» Record extracts:
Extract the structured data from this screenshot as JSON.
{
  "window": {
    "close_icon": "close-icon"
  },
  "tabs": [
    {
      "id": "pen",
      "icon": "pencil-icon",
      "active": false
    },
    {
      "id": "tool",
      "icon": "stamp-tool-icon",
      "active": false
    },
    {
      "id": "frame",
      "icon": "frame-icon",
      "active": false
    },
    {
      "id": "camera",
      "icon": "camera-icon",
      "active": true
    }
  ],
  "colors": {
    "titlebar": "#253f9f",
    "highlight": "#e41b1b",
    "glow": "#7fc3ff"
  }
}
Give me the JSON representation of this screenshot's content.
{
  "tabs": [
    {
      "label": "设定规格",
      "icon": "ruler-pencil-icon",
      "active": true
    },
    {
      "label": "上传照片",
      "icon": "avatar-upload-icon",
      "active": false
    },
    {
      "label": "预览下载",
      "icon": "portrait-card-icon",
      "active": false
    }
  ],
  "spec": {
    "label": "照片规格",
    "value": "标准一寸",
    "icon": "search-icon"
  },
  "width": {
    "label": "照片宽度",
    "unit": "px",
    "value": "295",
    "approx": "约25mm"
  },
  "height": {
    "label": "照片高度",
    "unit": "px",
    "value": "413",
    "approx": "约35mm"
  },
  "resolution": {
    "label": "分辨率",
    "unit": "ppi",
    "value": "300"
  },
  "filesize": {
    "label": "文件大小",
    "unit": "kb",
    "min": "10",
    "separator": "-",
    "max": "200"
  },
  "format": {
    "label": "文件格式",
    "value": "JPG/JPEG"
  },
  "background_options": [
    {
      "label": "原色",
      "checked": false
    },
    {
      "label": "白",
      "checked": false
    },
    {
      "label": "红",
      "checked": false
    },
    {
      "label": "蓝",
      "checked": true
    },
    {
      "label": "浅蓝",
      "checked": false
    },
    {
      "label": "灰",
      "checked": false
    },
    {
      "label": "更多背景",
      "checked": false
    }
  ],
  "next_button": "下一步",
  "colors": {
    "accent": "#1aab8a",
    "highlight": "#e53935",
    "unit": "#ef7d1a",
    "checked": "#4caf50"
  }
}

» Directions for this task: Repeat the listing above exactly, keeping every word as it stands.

» Result:
Extract the structured data from this screenshot as JSON.
{
  "window": {
    "close_icon": "close-icon"
  },
  "tabs": [
    {
      "id": "pen",
      "icon": "pencil-icon",
      "active": false
    },
    {
      "id": "tool",
      "icon": "stamp-tool-icon",
      "active": false
    },
    {
      "id": "frame",
      "icon": "frame-icon",
      "active": false
    },
    {
      "id": "camera",
      "icon": "camera-icon",
      "active": true
    }
  ],
  "colors": {
    "titlebar": "#253f9f",
    "highlight": "#e41b1b",
    "glow": "#7fc3ff"
  }
}
Give me the JSON representation of this screenshot's content.
{
  "tabs": [
    {
      "label": "设定规格",
      "icon": "ruler-pencil-icon",
      "active": true
    },
    {
      "label": "上传照片",
      "icon": "avatar-upload-icon",
      "active": false
    },
    {
      "label": "预览下载",
      "icon": "portrait-card-icon",
      "active": false
    }
  ],
  "spec": {
    "label": "照片规格",
    "value": "标准一寸",
    "icon": "search-icon"
  },
  "width": {
    "label": "照片宽度",
    "unit": "px",
    "value": "295",
    "approx": "约25mm"
  },
  "height": {
    "label": "照片高度",
    "unit": "px",
    "value": "413",
    "approx": "约35mm"
  },
  "resolution": {
    "label": "分辨率",
    "unit": "ppi",
    "value": "300"
  },
  "filesize": {
    "label": "文件大小",
    "unit": "kb",
    "min": "10",
    "separator": "-",
    "max": "200"
  },
  "format": {
    "label": "文件格式",
    "value": "JPG/JPEG"
  },
  "background_options": [
    {
      "label": "原色",
      "checked": false
    },
    {
      "label": "白",
      "checked": false
    },
    {
      "label": "红",
      "checked": false
    },
    {
      "label": "蓝",
      "checked": true
    },
    {
      "label": "浅蓝",
      "checked": false
    },
    {
      "label": "灰",
      "checked": false
    },
    {
      "label": "更多背景",
      "checked": false
    }
  ],
  "next_button": "下一步",
  "colors": {
    "accent": "#1aab8a",
    "highlight": "#e53935",
    "unit": "#ef7d1a",
    "checked": "#4caf50"
  }
}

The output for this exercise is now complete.